> **WHAT YOU HAVE TO DO**: Each line in the data must be reproduced as written, except for any picture.

> **DATA FOR THE TASK**:
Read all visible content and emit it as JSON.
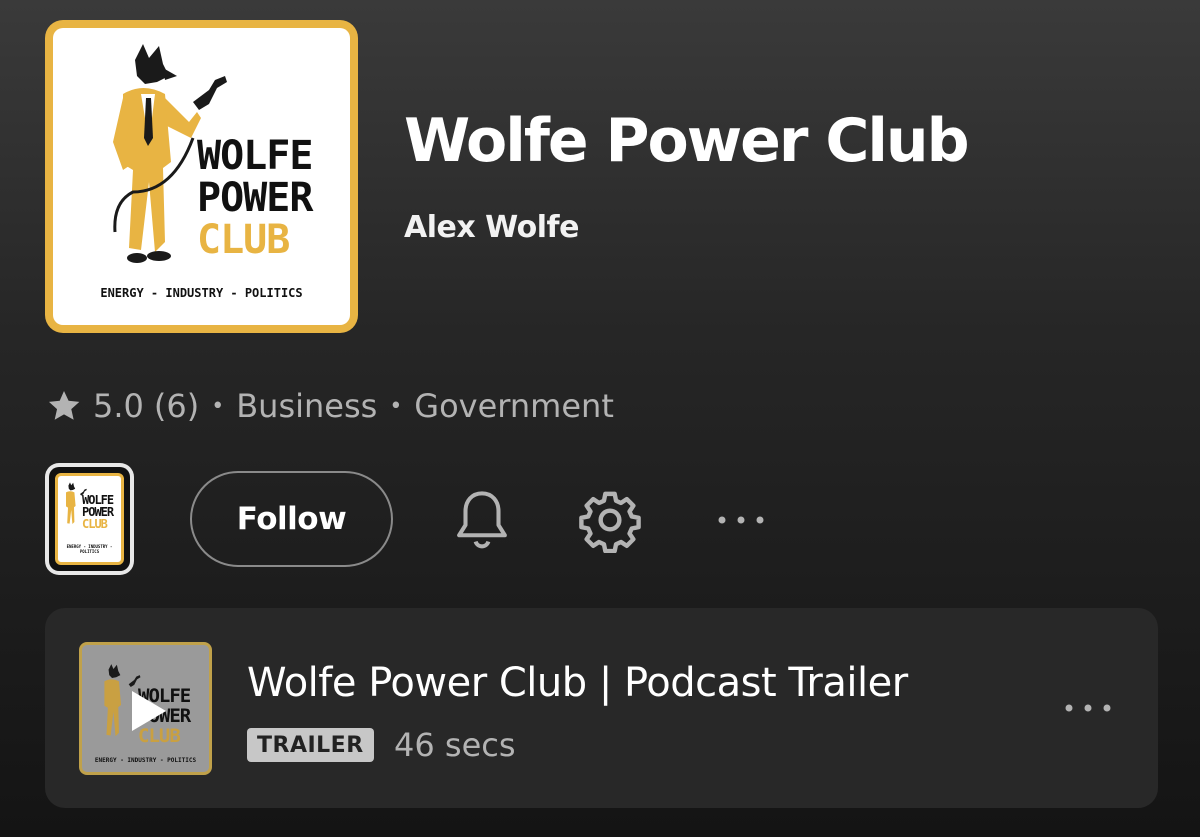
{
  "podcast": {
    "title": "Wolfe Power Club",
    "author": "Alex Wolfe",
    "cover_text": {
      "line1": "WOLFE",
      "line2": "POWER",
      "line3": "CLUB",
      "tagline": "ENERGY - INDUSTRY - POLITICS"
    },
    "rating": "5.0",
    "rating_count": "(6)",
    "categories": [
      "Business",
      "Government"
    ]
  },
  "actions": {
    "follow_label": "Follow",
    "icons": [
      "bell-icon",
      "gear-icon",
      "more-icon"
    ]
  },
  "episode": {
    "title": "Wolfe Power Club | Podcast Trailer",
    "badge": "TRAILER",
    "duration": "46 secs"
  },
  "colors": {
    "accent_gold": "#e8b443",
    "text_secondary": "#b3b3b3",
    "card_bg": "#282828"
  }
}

> **SOLUTION TO THE EXERCISE**:
Read all visible content and emit it as JSON.
{
  "podcast": {
    "title": "Wolfe Power Club",
    "author": "Alex Wolfe",
    "cover_text": {
      "line1": "WOLFE",
      "line2": "POWER",
      "line3": "CLUB",
      "tagline": "ENERGY - INDUSTRY - POLITICS"
    },
    "rating": "5.0",
    "rating_count": "(6)",
    "categories": [
      "Business",
      "Government"
    ]
  },
  "actions": {
    "follow_label": "Follow",
    "icons": [
      "bell-icon",
      "gear-icon",
      "more-icon"
    ]
  },
  "episode": {
    "title": "Wolfe Power Club | Podcast Trailer",
    "badge": "TRAILER",
    "duration": "46 secs"
  },
  "colors": {
    "accent_gold": "#e8b443",
    "text_secondary": "#b3b3b3",
    "card_bg": "#282828"
  }
}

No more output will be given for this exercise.